Work item »
Pull every line containing "icon" from the entries.

The data »
== Segment start ==

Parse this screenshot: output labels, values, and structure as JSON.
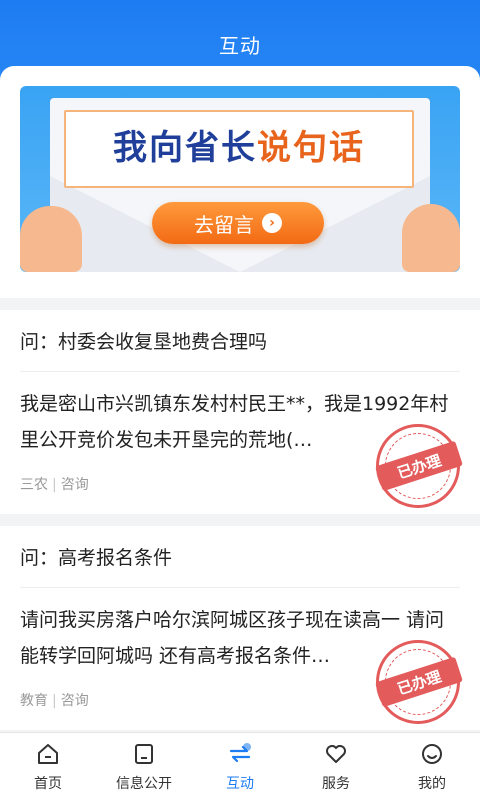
{
  "header": {
    "title": "互动"
  },
  "banner": {
    "slogan_part1": "我向省长",
    "slogan_part2": "说句话",
    "button_label": "去留言"
  },
  "questions": [
    {
      "question": "问：村委会收复垦地费合理吗",
      "answer": "我是密山市兴凯镇东发村村民王**，我是1992年村里公开竞价发包未开垦完的荒地(…",
      "category": "三农",
      "type": "咨询",
      "stamp": "已办理"
    },
    {
      "question": "问：高考报名条件",
      "answer": "请问我买房落户哈尔滨阿城区孩子现在读高一 请问能转学回阿城吗 还有高考报名条件…",
      "category": "教育",
      "type": "咨询",
      "stamp": "已办理"
    }
  ],
  "tabbar": {
    "items": [
      {
        "label": "首页",
        "icon": "home-icon"
      },
      {
        "label": "信息公开",
        "icon": "document-icon"
      },
      {
        "label": "互动",
        "icon": "interaction-icon"
      },
      {
        "label": "服务",
        "icon": "heart-icon"
      },
      {
        "label": "我的",
        "icon": "profile-icon"
      }
    ],
    "active": "互动"
  },
  "colors": {
    "primary": "#1e7cf2",
    "accent": "#f26a14",
    "stamp": "#e04a4a"
  }
}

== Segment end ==

Answer to the problem »
        "icon": "home-icon"
        "icon": "document-icon"
        "icon": "interaction-icon"
        "icon": "heart-icon"
        "icon": "profile-icon"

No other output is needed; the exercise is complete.